TASK ITEM:
Identify every line in the records below that contains the word "true", and reproduce each one.

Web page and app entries

——

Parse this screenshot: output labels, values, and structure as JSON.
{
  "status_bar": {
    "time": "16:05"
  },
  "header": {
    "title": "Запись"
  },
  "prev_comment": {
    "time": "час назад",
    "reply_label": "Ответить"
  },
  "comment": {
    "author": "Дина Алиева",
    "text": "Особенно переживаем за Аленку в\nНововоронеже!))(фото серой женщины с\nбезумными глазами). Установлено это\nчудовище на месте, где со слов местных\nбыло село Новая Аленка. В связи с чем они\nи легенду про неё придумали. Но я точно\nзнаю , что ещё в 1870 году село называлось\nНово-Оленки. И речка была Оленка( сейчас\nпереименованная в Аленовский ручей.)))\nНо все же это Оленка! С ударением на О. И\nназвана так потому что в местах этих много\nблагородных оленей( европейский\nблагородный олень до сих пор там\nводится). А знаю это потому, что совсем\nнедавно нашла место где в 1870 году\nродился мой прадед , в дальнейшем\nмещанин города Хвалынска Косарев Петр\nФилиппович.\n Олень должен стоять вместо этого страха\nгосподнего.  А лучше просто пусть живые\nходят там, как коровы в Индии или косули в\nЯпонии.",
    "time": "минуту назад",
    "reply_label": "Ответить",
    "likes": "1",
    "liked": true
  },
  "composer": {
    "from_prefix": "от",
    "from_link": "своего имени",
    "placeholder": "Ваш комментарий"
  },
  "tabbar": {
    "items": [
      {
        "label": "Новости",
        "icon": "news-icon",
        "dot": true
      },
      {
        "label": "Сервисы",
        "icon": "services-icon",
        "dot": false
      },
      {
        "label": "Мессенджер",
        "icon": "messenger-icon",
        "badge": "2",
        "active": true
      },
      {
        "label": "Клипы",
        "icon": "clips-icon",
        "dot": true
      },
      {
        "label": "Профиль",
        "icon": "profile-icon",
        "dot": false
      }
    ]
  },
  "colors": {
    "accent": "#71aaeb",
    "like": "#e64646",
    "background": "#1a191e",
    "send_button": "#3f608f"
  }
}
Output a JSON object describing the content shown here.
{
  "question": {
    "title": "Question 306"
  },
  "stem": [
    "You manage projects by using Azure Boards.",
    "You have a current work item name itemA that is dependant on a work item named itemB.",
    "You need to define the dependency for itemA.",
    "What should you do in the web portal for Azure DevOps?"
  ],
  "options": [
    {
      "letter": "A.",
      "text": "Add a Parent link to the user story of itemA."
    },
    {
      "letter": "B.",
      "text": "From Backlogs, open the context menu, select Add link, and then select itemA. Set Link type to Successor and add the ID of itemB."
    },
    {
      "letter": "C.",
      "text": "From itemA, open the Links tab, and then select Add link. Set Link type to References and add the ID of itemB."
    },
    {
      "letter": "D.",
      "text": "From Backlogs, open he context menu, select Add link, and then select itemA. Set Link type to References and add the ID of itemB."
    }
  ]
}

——

SOLUTION FOR THIS EXERCISE:
    "liked": true
        "dot": true
        "active": true
        "dot": true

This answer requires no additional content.